This is the appeal of a trial finding that an insurer was liable to indemnify the insured owner of a trailer when an uninsured tractor pulling the trailer was involved in a fatal collision. At issue was whether the trial judge erred in his application of the Amos decision of the Supreme Court of Canada, and/or in his interpretation of that decision. The Court of Appeal upheld the trial decision, albeit with different reasoning, and held that there was a causal relationship between the use of the trailer and the collision triggering a duty to indemnify.
The owner of a tractor and a trailer hauling gravel had third party liability coverage for the trailer but, by oversight, neglected to obtain such coverage for the tractor. While hauling a trailer full of gravel on a roadway, the tractor was involved in a two-vehicle collision and its gas tank caught fire, killing three occupants in the other vehicle. In an action against the owner/driver, default judgment was granted. The owner/driver commenced an action against the insurer of the trailer seeking a declaration of indemnification. The trial judge adopted the reasoning in Amos v. Insurance Corporation of British Columbia,  3 S.C.R. 405, and held that the loss arose from the ownership, use or operation of the trailer, and ordered the insurer to indemnify.
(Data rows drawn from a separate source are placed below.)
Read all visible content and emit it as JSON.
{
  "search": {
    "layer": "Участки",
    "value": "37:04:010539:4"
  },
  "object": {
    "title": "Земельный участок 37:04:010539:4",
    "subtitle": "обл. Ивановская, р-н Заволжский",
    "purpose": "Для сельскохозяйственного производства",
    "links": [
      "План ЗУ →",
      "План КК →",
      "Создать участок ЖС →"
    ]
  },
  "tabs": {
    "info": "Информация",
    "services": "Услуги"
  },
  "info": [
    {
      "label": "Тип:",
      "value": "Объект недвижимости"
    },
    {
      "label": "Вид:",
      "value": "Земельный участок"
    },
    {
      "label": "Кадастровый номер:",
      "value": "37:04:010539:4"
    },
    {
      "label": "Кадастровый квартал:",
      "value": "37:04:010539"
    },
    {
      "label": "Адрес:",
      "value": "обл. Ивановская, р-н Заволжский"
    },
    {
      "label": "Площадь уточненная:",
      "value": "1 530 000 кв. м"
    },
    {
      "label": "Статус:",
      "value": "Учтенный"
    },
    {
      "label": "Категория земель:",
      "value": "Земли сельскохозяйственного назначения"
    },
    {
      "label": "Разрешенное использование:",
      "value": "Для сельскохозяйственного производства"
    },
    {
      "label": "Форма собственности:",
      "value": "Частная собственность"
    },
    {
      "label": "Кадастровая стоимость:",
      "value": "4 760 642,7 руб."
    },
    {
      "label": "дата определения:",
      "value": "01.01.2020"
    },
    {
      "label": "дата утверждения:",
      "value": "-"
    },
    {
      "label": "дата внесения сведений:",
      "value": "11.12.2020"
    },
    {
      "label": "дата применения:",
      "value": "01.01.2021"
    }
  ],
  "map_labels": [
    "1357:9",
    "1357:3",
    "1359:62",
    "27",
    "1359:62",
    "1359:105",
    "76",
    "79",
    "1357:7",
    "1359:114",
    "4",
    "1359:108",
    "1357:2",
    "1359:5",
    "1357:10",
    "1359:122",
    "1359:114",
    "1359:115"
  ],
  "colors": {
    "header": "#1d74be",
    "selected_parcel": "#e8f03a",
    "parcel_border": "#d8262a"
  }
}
On appeal, the insurer first argued that the correct standard was not that the loss "arose out of" the operation of a vehicle, but rather "arose from" which was a narrower test. The Court of Appeal, in applying the rules of statutory interpretation, held that the two terms were in fact used interchangeably in the leading decisions, and no real distinction should be made. The second ground of appeal was that there was no nexus or causal relationship between the operation of the trailer and the loss complained of. The insurer argued that it was the uninsured tractor, not the use of the trailer, that was causally linked to the accident. The Court of Appeal also rejected this argument, holding that the causal test set out in Amos was not a direct, proximate test or a continuous chain of causation, rather it was used in the sense that "the loss at issue was more than fortuitous or incidental to the use of the vehicle". The Court of Appeal found that the reasoning of the trial judge was insufficient to support a finding that the nexus of causation was met, but the facts supported that finding. The only reason the tractor was on the roadway was to haul gravel, and without the trailer the tractor would not have been hauling gravel. Therefore its use was more than fortuitous or incidental and causation was made out, resulting in a duty to indemnify.